The “drunkard’s walk” refers to the Brownian motion, the seemingly random movement of particles suspended in a fluid. The original thought was that you might be able to calculate the movement by measuring and calculating the interaction. It proved impossible. There are too many factors and too many interactions.
Small changes in a system can dramatically affect the outcome. This is the butterfly effect. The origin cam from a meteorologist who was using a computer model to rerun a weather prediction and one of the numbers he used was shortened from six decimal points to three decimal points. The result was a completely different weather scenario. It’s not that a butterfly can cause the problem. It’s that a seemingly inconsequential random event can lead to a big change in an outcome.
Leonard Mlodinow addressed this topic in The Drunkard’s Walk: How Randomness Rules Our Lives. (I mentioned the book previously in Criticism and Praise.) There is much more randomness in our lives than we give credit.
We poorly understand the effect of randomness.
He explores his concepts using the backdrop of Pearl Harbor. In hindsight there were many signs pointing to the eventual attack. “In any complex string of events in which each event unfolds with some element of uncertainty, there is a fundamental asymmetry between past and future.” It’s nearly impossible to predict before the fact, but relatively easy to understand afterward. We have seen the same 20/20 hindsight with the 9/11 attacks.
That’s why it is easy to explain why the weather happened three days ago, but have trouble getting the weather forecast right three days into the future.

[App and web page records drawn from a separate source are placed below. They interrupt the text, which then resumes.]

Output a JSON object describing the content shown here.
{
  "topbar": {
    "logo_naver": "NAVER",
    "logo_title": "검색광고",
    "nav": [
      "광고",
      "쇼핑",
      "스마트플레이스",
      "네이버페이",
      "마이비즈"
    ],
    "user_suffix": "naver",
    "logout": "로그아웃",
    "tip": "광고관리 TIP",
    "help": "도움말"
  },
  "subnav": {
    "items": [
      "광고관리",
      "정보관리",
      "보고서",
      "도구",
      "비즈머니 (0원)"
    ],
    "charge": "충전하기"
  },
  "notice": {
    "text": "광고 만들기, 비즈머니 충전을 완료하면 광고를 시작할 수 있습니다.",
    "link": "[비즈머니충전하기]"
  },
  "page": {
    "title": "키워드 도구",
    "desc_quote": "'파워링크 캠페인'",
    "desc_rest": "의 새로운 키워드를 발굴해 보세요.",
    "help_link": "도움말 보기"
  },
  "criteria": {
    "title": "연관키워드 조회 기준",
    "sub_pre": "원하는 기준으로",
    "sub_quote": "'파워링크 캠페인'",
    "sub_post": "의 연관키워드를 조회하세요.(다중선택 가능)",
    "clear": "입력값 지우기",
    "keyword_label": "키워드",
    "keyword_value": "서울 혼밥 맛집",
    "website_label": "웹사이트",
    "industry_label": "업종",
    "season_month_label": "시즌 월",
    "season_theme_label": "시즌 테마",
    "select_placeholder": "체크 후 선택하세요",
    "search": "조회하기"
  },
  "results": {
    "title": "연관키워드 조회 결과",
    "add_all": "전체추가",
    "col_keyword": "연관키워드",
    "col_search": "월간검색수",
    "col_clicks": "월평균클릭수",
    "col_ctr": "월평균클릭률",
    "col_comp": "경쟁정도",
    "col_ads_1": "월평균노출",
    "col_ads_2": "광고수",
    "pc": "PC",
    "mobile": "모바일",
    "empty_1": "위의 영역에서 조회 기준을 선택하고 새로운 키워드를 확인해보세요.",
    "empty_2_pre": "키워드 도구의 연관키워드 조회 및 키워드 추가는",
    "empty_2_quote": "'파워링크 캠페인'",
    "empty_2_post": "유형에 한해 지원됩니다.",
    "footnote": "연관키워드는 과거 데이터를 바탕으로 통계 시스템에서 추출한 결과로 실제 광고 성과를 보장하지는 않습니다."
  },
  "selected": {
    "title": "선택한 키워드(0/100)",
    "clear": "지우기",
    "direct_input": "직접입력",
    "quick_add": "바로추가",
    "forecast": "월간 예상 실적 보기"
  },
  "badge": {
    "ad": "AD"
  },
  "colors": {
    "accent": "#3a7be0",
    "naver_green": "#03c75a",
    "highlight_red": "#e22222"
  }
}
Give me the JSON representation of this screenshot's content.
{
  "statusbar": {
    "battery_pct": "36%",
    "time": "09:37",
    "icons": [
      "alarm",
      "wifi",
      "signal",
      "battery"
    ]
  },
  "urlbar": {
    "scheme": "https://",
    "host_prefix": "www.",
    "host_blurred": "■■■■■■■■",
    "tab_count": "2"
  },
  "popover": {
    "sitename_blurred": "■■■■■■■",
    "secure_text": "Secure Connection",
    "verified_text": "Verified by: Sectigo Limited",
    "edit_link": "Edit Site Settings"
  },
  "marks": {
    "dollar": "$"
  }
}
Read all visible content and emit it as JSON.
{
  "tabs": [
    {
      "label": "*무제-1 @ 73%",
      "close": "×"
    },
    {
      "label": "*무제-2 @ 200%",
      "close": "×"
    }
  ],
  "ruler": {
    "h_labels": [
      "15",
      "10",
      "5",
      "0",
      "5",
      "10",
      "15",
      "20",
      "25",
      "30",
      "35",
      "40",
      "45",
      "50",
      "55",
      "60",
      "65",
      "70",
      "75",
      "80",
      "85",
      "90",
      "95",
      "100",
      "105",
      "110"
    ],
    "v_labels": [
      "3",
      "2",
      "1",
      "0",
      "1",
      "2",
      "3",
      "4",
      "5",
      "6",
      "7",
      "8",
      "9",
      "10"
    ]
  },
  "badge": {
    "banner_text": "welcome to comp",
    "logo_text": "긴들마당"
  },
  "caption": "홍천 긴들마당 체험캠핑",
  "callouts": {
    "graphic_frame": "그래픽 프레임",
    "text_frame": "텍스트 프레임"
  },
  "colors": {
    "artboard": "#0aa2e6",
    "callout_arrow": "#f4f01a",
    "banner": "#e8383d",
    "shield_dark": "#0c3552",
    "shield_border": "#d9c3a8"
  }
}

Mlodinow never mentions it, but for me the next step is the theory of the Black Swan. How do you end up with high-impact, hard-to-predict, and rare events that are beyond the realm of normal expectations?
Combining the Black Swan with the Drunkard’s Walk and the Butterfly Effect, you see that a combination of small events can lead to an over-sized outcome. We get used to being able to calculate and measure so many things. There will always be factors that we miss, or overweight or underweight.
Not to be depressing. The Drunkard’s Walk leaves you feeling in less control than when you started. But there is a factor you can control: the number of chances that you take. “Even a coin weighted toward failure will sometimes land on success.” Keep flipping the coin.
The Drunkard’s Walk is worth reading if you deal with risk.